While the entire passage is important, some folks seemed to have overlooked the footnote which expressly provides for flexibility. Here, we can begin to see even more confusion. Matter of Ho was a reaction to extremely lousy business plans that were then handed over to economists who were unfamiliar with EB-5 laws and concepts.

While business plans have improved since Matter of Ho came along in 1998, economic analyses are still feeling their way in 2013. To make matters worse, USCIS like its predecessor agency, Legacy INS, started in the cheapest way they could when trying to get input from economists and hired too few inexperienced economists at too low of a wage. This of course only re-fueled, reinvigorated, and reinforced the "Culture of NO!" at CSC. Adjudicators were able to persuade the neophyte economists (with zero knowledge of EB-5 law) to go along with their draconian interpretations.

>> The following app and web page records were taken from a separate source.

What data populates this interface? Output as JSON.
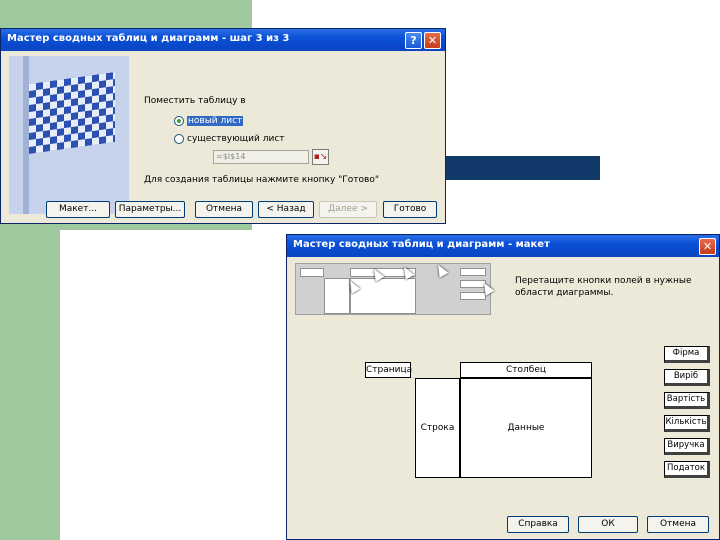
{
  "wizard_step3": {
    "title": "Мастер сводных таблиц и диаграмм - шаг 3 из 3",
    "question": "Поместить таблицу в",
    "option_new_sheet": "новый лист",
    "option_existing_sheet": "существующий лист",
    "range_value": "=$I$14",
    "hint": "Для создания таблицы нажмите кнопку \"Готово\"",
    "buttons": {
      "layout": "Макет...",
      "options": "Параметры...",
      "cancel": "Отмена",
      "back": "< Назад",
      "next": "Далее >",
      "finish": "Готово"
    },
    "help_glyph": "?",
    "close_glyph": "✕"
  },
  "layout_dialog": {
    "title": "Мастер сводных таблиц и диаграмм - макет",
    "instruction": "Перетащите кнопки полей в нужные области диаграммы.",
    "areas": {
      "page": "Страница",
      "column": "Столбец",
      "row": "Строка",
      "data": "Данные"
    },
    "fields": [
      "Фірма",
      "Виріб",
      "Вартість",
      "Кількість",
      "Виручка",
      "Податок"
    ],
    "buttons": {
      "help": "Справка",
      "ok": "ОК",
      "cancel": "Отмена"
    },
    "close_glyph": "✕"
  },
  "colors": {
    "background_band": "#9ec99e",
    "accent_bar": "#113a6b",
    "titlebar": "#0a50d6"
  }
}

Or so I would imagine.

Neophyte economists outside of USCIS, even if long experienced, were asked to create viable job forecasts for EB-5 investors and Regional Centers. I say neophyte in terms of exposure to and understanding of EB-5 requirements. Those unfortunates were asked to work in a specific context without understanding it and were not even handed the pertinent regulations and statutes which govern EB-5 and specifically list line items to be included in their analyses. This of course, only further confused the USCIS adjudicators who went after the minutiae listed in the regulations.

Owing to all that confusion, the tried and true use of third party jobs came under fire when certain totally confused applicants tried to push through projects that took the wrong approach. They did not understand the need for there to be a clear nexus (palpable connectivity or causal link) amongst the EB-5 funds and activities that show aid and support for the creation of those third party jobs.

Instead, all they heard was "tenant businesses' employees" and did not realize that they could NOT be a mere passive landlord, or more rightly so, a real estate speculator. Creating a landlord-tenant relationship is insufficient because it is only a passive real estate transaction.

Affirmative actions by the landlord in support of the tenant businesses are required. I've said it before and I'll say it again, merely slapping a coat of paint on the walls and doing necessary structural repairs is not enough. Building-to-suite in support of a specific "kind of commercial enterprise" perhaps along with other incentives are required to demonstrate a nexus between the EB-5 funds and activities and the third party jobs for them to count in EB-5. Building-to-suite may be for a specific known tenant or may be for an unknown tenant but a specific "kind of commercial enterprise" known to be lacking in the area and for which the Regional Center has sought and received the green-light from USCIS to try to attract, i.e., within the scope of the Regional Center.

Remember folks that the Regional Center had a hand in defining its own scope. They put forth business plans and economic analyses in support of their Proposals and/or Applications when they sought Designation and perhaps expanded their scope through subsequent amendments. It is either duplicitous or extremely nave for them to come back later and say they did not know what they were authorized for, and what was expected of them, it was in their initial request and any subsequent amendments; and lastly, it was spelled out in their Designation Letters.

That's my two-cents, for now.

About The Author

Joseph Whalen is not an attorney. He is a former government employee who is familiar with the INA. His education is in Anthroplogy with a concentration in Archaeology and has both a BA (from SUNY Buffalo) and an MA (from San Francisco State University) in Anthroplogogy. He previously worked as an Archaeologist for the U.S. Forest Service before becoming an Adjudicator with INS which became USCIS.

The opinions expressed in this article are those of the author(s) alone and should not be imputed to ILW.COM.